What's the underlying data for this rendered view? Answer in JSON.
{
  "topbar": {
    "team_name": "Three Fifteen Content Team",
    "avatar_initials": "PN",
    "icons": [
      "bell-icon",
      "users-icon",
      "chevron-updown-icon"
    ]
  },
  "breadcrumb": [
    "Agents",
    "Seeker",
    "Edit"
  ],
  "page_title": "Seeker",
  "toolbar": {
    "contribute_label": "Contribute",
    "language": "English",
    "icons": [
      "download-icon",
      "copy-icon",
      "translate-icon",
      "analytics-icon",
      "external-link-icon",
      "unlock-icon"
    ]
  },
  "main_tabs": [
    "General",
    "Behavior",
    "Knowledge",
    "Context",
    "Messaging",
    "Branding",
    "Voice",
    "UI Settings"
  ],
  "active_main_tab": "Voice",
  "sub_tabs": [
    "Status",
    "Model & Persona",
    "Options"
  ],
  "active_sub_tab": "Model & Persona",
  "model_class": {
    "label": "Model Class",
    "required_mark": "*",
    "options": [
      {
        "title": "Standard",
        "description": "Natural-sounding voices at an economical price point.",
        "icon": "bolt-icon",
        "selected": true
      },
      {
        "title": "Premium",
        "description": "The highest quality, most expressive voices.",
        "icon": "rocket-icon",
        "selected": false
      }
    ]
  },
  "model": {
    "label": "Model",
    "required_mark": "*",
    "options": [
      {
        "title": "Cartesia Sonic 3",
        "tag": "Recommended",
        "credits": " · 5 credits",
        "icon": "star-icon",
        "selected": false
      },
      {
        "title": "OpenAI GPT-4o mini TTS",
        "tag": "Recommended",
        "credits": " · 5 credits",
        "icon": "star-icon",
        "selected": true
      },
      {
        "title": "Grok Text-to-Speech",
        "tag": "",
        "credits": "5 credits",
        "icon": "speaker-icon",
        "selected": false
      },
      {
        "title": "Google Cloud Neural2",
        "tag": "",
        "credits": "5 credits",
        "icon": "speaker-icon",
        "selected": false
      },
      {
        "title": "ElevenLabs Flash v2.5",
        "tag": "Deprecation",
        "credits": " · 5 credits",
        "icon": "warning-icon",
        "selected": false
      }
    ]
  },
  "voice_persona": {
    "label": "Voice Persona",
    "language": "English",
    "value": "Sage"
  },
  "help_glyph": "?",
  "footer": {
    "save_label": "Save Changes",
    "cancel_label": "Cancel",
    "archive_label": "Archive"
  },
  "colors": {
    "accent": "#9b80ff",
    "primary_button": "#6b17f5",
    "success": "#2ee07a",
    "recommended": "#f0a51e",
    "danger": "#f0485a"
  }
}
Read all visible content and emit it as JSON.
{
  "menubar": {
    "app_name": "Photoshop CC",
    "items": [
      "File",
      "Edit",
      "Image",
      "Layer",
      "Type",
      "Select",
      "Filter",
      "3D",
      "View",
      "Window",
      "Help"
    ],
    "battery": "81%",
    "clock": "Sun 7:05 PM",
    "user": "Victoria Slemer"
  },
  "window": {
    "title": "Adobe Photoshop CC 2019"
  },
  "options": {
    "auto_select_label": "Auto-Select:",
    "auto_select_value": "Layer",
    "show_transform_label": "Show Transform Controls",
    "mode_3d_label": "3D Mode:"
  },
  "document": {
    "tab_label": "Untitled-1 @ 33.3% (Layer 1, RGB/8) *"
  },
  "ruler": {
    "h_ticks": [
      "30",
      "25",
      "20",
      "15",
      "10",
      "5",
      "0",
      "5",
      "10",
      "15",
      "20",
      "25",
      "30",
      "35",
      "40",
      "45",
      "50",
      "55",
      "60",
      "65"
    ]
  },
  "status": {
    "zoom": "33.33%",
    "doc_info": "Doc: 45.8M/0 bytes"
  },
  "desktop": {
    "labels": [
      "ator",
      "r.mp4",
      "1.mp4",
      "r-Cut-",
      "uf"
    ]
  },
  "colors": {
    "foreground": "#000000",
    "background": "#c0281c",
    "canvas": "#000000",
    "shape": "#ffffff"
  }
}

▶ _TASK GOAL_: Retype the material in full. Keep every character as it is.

▶ _WRITTEN SOLUTION_:
What's the underlying data for this rendered view? Answer in JSON.
{
  "topbar": {
    "team_name": "Three Fifteen Content Team",
    "avatar_initials": "PN",
    "icons": [
      "bell-icon",
      "users-icon",
      "chevron-updown-icon"
    ]
  },
  "breadcrumb": [
    "Agents",
    "Seeker",
    "Edit"
  ],
  "page_title": "Seeker",
  "toolbar": {
    "contribute_label": "Contribute",
    "language": "English",
    "icons": [
      "download-icon",
      "copy-icon",
      "translate-icon",
      "analytics-icon",
      "external-link-icon",
      "unlock-icon"
    ]
  },
  "main_tabs": [
    "General",
    "Behavior",
    "Knowledge",
    "Context",
    "Messaging",
    "Branding",
    "Voice",
    "UI Settings"
  ],
  "active_main_tab": "Voice",
  "sub_tabs": [
    "Status",
    "Model & Persona",
    "Options"
  ],
  "active_sub_tab": "Model & Persona",
  "model_class": {
    "label": "Model Class",
    "required_mark": "*",
    "options": [
      {
        "title": "Standard",
        "description": "Natural-sounding voices at an economical price point.",
        "icon": "bolt-icon",
        "selected": true
      },
      {
        "title": "Premium",
        "description": "The highest quality, most expressive voices.",
        "icon": "rocket-icon",
        "selected": false
      }
    ]
  },
  "model": {
    "label": "Model",
    "required_mark": "*",
    "options": [
      {
        "title": "Cartesia Sonic 3",
        "tag": "Recommended",
        "credits": " · 5 credits",
        "icon": "star-icon",
        "selected": false
      },
      {
        "title": "OpenAI GPT-4o mini TTS",
        "tag": "Recommended",
        "credits": " · 5 credits",
        "icon": "star-icon",
        "selected": true
      },
      {
        "title": "Grok Text-to-Speech",
        "tag": "",
        "credits": "5 credits",
        "icon": "speaker-icon",
        "selected": false
      },
      {
        "title": "Google Cloud Neural2",
        "tag": "",
        "credits": "5 credits",
        "icon": "speaker-icon",
        "selected": false
      },
      {
        "title": "ElevenLabs Flash v2.5",
        "tag": "Deprecation",
        "credits": " · 5 credits",
        "icon": "warning-icon",
        "selected": false
      }
    ]
  },
  "voice_persona": {
    "label": "Voice Persona",
    "language": "English",
    "value": "Sage"
  },
  "help_glyph": "?",
  "footer": {
    "save_label": "Save Changes",
    "cancel_label": "Cancel",
    "archive_label": "Archive"
  },
  "colors": {
    "accent": "#9b80ff",
    "primary_button": "#6b17f5",
    "success": "#2ee07a",
    "recommended": "#f0a51e",
    "danger": "#f0485a"
  }
}
Read all visible content and emit it as JSON.
{
  "menubar": {
    "app_name": "Photoshop CC",
    "items": [
      "File",
      "Edit",
      "Image",
      "Layer",
      "Type",
      "Select",
      "Filter",
      "3D",
      "View",
      "Window",
      "Help"
    ],
    "battery": "81%",
    "clock": "Sun 7:05 PM",
    "user": "Victoria Slemer"
  },
  "window": {
    "title": "Adobe Photoshop CC 2019"
  },
  "options": {
    "auto_select_label": "Auto-Select:",
    "auto_select_value": "Layer",
    "show_transform_label": "Show Transform Controls",
    "mode_3d_label": "3D Mode:"
  },
  "document": {
    "tab_label": "Untitled-1 @ 33.3% (Layer 1, RGB/8) *"
  },
  "ruler": {
    "h_ticks": [
      "30",
      "25",
      "20",
      "15",
      "10",
      "5",
      "0",
      "5",
      "10",
      "15",
      "20",
      "25",
      "30",
      "35",
      "40",
      "45",
      "50",
      "55",
      "60",
      "65"
    ]
  },
  "status": {
    "zoom": "33.33%",
    "doc_info": "Doc: 45.8M/0 bytes"
  },
  "desktop": {
    "labels": [
      "ator",
      "r.mp4",
      "1.mp4",
      "r-Cut-",
      "uf"
    ]
  },
  "colors": {
    "foreground": "#000000",
    "background": "#c0281c",
    "canvas": "#000000",
    "shape": "#ffffff"
  }
}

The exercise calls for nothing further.